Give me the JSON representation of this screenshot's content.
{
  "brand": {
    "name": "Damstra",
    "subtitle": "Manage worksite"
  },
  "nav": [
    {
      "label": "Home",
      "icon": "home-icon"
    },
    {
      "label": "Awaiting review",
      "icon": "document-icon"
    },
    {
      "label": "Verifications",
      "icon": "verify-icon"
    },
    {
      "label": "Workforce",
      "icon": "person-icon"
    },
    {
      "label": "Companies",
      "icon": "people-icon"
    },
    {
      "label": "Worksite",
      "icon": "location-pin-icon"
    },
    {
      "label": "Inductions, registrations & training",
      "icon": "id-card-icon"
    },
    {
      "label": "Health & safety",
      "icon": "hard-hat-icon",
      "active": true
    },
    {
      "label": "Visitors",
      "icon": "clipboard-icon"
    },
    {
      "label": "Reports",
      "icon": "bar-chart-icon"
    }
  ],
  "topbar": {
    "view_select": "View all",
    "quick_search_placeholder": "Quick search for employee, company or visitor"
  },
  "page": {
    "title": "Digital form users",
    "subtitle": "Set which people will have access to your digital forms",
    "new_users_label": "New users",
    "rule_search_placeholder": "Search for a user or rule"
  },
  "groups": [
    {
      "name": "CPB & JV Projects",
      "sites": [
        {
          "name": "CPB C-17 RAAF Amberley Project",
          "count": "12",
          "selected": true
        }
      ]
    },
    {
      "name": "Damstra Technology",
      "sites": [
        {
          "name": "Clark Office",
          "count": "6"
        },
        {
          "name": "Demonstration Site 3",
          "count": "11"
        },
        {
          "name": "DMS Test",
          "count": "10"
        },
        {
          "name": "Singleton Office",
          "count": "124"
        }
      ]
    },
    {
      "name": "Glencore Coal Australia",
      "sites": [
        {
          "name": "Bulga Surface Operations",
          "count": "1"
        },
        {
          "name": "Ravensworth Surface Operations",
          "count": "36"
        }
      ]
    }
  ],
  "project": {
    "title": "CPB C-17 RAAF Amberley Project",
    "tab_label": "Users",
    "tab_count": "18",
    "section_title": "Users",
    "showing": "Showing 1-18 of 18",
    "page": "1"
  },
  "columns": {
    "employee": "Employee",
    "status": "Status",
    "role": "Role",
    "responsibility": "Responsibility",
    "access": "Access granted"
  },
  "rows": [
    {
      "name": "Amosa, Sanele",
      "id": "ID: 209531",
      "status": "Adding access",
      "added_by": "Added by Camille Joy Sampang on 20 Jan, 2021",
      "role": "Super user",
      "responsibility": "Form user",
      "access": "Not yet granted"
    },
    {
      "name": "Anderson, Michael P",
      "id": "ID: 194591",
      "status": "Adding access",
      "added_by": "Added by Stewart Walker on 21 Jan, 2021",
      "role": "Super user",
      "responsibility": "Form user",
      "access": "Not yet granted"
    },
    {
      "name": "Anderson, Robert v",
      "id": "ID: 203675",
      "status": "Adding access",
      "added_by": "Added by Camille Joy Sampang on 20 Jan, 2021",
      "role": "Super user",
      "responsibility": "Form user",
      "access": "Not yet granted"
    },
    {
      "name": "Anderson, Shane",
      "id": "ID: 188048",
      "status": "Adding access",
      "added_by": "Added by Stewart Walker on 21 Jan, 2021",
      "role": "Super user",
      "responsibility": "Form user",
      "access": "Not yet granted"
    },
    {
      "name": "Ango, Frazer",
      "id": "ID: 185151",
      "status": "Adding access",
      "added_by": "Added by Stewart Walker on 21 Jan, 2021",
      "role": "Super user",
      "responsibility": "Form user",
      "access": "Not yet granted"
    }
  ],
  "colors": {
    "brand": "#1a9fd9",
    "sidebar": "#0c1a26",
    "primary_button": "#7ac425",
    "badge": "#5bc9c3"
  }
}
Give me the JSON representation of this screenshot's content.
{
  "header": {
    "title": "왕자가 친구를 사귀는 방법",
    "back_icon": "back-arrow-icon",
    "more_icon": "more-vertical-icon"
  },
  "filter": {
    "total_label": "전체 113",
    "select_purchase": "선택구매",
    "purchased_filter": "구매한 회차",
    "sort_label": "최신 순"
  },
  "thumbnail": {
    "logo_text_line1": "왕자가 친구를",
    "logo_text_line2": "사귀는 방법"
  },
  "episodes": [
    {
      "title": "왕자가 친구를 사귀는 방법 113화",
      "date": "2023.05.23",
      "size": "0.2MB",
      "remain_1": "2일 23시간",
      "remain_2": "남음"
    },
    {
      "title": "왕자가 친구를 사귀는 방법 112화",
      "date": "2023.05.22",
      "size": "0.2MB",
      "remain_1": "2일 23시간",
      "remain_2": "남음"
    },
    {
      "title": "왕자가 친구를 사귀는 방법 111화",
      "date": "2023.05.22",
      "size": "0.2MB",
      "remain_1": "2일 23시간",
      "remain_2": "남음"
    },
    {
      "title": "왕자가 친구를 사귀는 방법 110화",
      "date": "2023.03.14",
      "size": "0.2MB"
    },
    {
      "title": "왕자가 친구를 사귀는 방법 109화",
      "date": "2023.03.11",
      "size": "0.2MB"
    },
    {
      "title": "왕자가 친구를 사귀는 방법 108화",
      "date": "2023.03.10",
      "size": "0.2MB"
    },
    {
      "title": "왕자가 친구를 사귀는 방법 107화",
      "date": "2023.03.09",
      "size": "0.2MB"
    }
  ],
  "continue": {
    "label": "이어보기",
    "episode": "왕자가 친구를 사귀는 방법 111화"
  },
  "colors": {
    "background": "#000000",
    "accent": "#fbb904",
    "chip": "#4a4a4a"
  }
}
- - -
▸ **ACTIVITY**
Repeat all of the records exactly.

▸ **OUTPUT FOR THIS EXERCISE**
Give me the JSON representation of this screenshot's content.
{
  "brand": {
    "name": "Damstra",
    "subtitle": "Manage worksite"
  },
  "nav": [
    {
      "label": "Home",
      "icon": "home-icon"
    },
    {
      "label": "Awaiting review",
      "icon": "document-icon"
    },
    {
      "label": "Verifications",
      "icon": "verify-icon"
    },
    {
      "label": "Workforce",
      "icon": "person-icon"
    },
    {
      "label": "Companies",
      "icon": "people-icon"
    },
    {
      "label": "Worksite",
      "icon": "location-pin-icon"
    },
    {
      "label": "Inductions, registrations & training",
      "icon": "id-card-icon"
    },
    {
      "label": "Health & safety",
      "icon": "hard-hat-icon",
      "active": true
    },
    {
      "label": "Visitors",
      "icon": "clipboard-icon"
    },
    {
      "label": "Reports",
      "icon": "bar-chart-icon"
    }
  ],
  "topbar": {
    "view_select": "View all",
    "quick_search_placeholder": "Quick search for employee, company or visitor"
  },
  "page": {
    "title": "Digital form users",
    "subtitle": "Set which people will have access to your digital forms",
    "new_users_label": "New users",
    "rule_search_placeholder": "Search for a user or rule"
  },
  "groups": [
    {
      "name": "CPB & JV Projects",
      "sites": [
        {
          "name": "CPB C-17 RAAF Amberley Project",
          "count": "12",
          "selected": true
        }
      ]
    },
    {
      "name": "Damstra Technology",
      "sites": [
        {
          "name": "Clark Office",
          "count": "6"
        },
        {
          "name": "Demonstration Site 3",
          "count": "11"
        },
        {
          "name": "DMS Test",
          "count": "10"
        },
        {
          "name": "Singleton Office",
          "count": "124"
        }
      ]
    },
    {
      "name": "Glencore Coal Australia",
      "sites": [
        {
          "name": "Bulga Surface Operations",
          "count": "1"
        },
        {
          "name": "Ravensworth Surface Operations",
          "count": "36"
        }
      ]
    }
  ],
  "project": {
    "title": "CPB C-17 RAAF Amberley Project",
    "tab_label": "Users",
    "tab_count": "18",
    "section_title": "Users",
    "showing": "Showing 1-18 of 18",
    "page": "1"
  },
  "columns": {
    "employee": "Employee",
    "status": "Status",
    "role": "Role",
    "responsibility": "Responsibility",
    "access": "Access granted"
  },
  "rows": [
    {
      "name": "Amosa, Sanele",
      "id": "ID: 209531",
      "status": "Adding access",
      "added_by": "Added by Camille Joy Sampang on 20 Jan, 2021",
      "role": "Super user",
      "responsibility": "Form user",
      "access": "Not yet granted"
    },
    {
      "name": "Anderson, Michael P",
      "id": "ID: 194591",
      "status": "Adding access",
      "added_by": "Added by Stewart Walker on 21 Jan, 2021",
      "role": "Super user",
      "responsibility": "Form user",
      "access": "Not yet granted"
    },
    {
      "name": "Anderson, Robert v",
      "id": "ID: 203675",
      "status": "Adding access",
      "added_by": "Added by Camille Joy Sampang on 20 Jan, 2021",
      "role": "Super user",
      "responsibility": "Form user",
      "access": "Not yet granted"
    },
    {
      "name": "Anderson, Shane",
      "id": "ID: 188048",
      "status": "Adding access",
      "added_by": "Added by Stewart Walker on 21 Jan, 2021",
      "role": "Super user",
      "responsibility": "Form user",
      "access": "Not yet granted"
    },
    {
      "name": "Ango, Frazer",
      "id": "ID: 185151",
      "status": "Adding access",
      "added_by": "Added by Stewart Walker on 21 Jan, 2021",
      "role": "Super user",
      "responsibility": "Form user",
      "access": "Not yet granted"
    }
  ],
  "colors": {
    "brand": "#1a9fd9",
    "sidebar": "#0c1a26",
    "primary_button": "#7ac425",
    "badge": "#5bc9c3"
  }
}
Give me the JSON representation of this screenshot's content.
{
  "header": {
    "title": "왕자가 친구를 사귀는 방법",
    "back_icon": "back-arrow-icon",
    "more_icon": "more-vertical-icon"
  },
  "filter": {
    "total_label": "전체 113",
    "select_purchase": "선택구매",
    "purchased_filter": "구매한 회차",
    "sort_label": "최신 순"
  },
  "thumbnail": {
    "logo_text_line1": "왕자가 친구를",
    "logo_text_line2": "사귀는 방법"
  },
  "episodes": [
    {
      "title": "왕자가 친구를 사귀는 방법 113화",
      "date": "2023.05.23",
      "size": "0.2MB",
      "remain_1": "2일 23시간",
      "remain_2": "남음"
    },
    {
      "title": "왕자가 친구를 사귀는 방법 112화",
      "date": "2023.05.22",
      "size": "0.2MB",
      "remain_1": "2일 23시간",
      "remain_2": "남음"
    },
    {
      "title": "왕자가 친구를 사귀는 방법 111화",
      "date": "2023.05.22",
      "size": "0.2MB",
      "remain_1": "2일 23시간",
      "remain_2": "남음"
    },
    {
      "title": "왕자가 친구를 사귀는 방법 110화",
      "date": "2023.03.14",
      "size": "0.2MB"
    },
    {
      "title": "왕자가 친구를 사귀는 방법 109화",
      "date": "2023.03.11",
      "size": "0.2MB"
    },
    {
      "title": "왕자가 친구를 사귀는 방법 108화",
      "date": "2023.03.10",
      "size": "0.2MB"
    },
    {
      "title": "왕자가 친구를 사귀는 방법 107화",
      "date": "2023.03.09",
      "size": "0.2MB"
    }
  ],
  "continue": {
    "label": "이어보기",
    "episode": "왕자가 친구를 사귀는 방법 111화"
  },
  "colors": {
    "background": "#000000",
    "accent": "#fbb904",
    "chip": "#4a4a4a"
  }
}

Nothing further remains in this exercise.